Grendel’s mother avenges her son by attacking Heorot at night, killing Hrothgar’s friend Aeschere, and taking with her the trophy of her son’s dismembered arm. Unlike Grendel, the mother’s motivation seems purely retaliatory; she is less interested in plunder than she is in making the Danes pay. This is why she leaves such a clear trail behind her when she returns to her lair in the lake, and why she marks the spot for Hrothgar and Beowulf with Aeschere’s severed head. She is luring Beowulf into the lake, where she hopes to have a final revenge. Beowulf is more than up to the challenge, however. He jumps in the lake, and is right away captured by Grendel’s mother, who takes him to her underwater home. There is a savage fight, during which the sword Unferth gave Beowulf fails; luckily there is a huge sword, meant for giants, that is part of the mother’s armory, which which Beowulf finally kills her.
The death of Grendel’s mother is one of the most violent parts of the poem. Unlike Beowulf, who seeks glory, Grendel’s mother only seeks vengeance for her child. After Beowulf kills her, he uses the giant sword to decapitate Grendel's corpse, which is in his mother's lair, and brings the head back to Heorot as a trophy.
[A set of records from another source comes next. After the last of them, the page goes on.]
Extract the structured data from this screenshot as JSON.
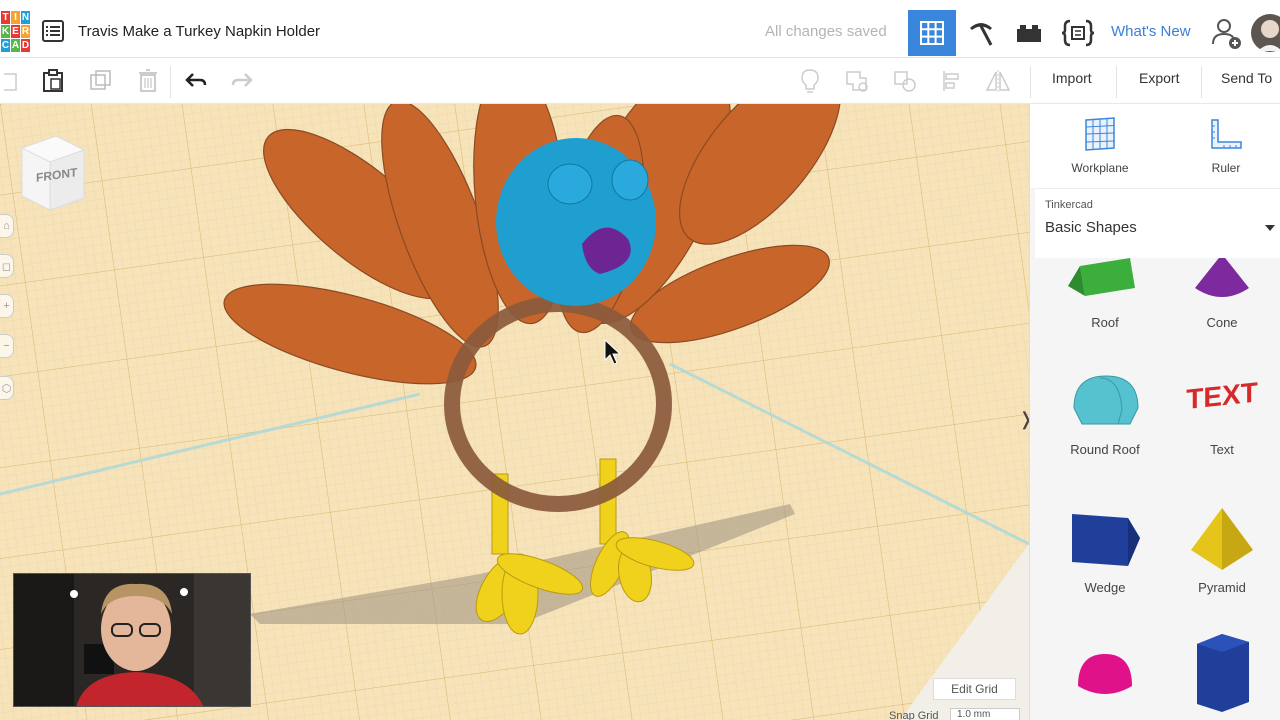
{
  "header": {
    "logo_letters": [
      "T",
      "I",
      "N",
      "K",
      "E",
      "R",
      "C",
      "A",
      "D"
    ],
    "logo_colors": [
      "#e53935",
      "#f4a230",
      "#1f9fd8",
      "#58b847",
      "#e53935",
      "#f4a230",
      "#1f9fd8",
      "#58b847",
      "#e53935"
    ],
    "project_title": "Travis Make a Turkey Napkin Holder",
    "save_status": "All changes saved",
    "whats_new_label": "What's New"
  },
  "toolbar": {
    "import_label": "Import",
    "export_label": "Export",
    "send_to_label": "Send To"
  },
  "viewport": {
    "view_cube_label": "FRONT",
    "edit_grid_label": "Edit Grid",
    "snap_grid_label": "Snap Grid",
    "snap_grid_value": "1.0 mm"
  },
  "panel": {
    "workplane_label": "Workplane",
    "ruler_label": "Ruler",
    "library_category": "Tinkercad",
    "library_value": "Basic Shapes",
    "shapes": [
      {
        "label": "Roof",
        "color": "#3cae3c"
      },
      {
        "label": "Cone",
        "color": "#7c2a9e"
      },
      {
        "label": "Round Roof",
        "color": "#56c1cf"
      },
      {
        "label": "Text",
        "color": "#d62a2a"
      },
      {
        "label": "Wedge",
        "color": "#1f3f9a"
      },
      {
        "label": "Pyramid",
        "color": "#e5c51a"
      },
      {
        "label": "",
        "color": "#e0128a"
      },
      {
        "label": "",
        "color": "#1f3f9a"
      }
    ]
  },
  "colors": {
    "accent": "#3b86dd",
    "feathers": "#c8652a",
    "head": "#1f9ed0",
    "beak": "#6c2592",
    "ring": "#8a5a3c",
    "legs": "#f0d21c"
  }
}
One can see how a reader might sympathize with the grieving monster in this situation.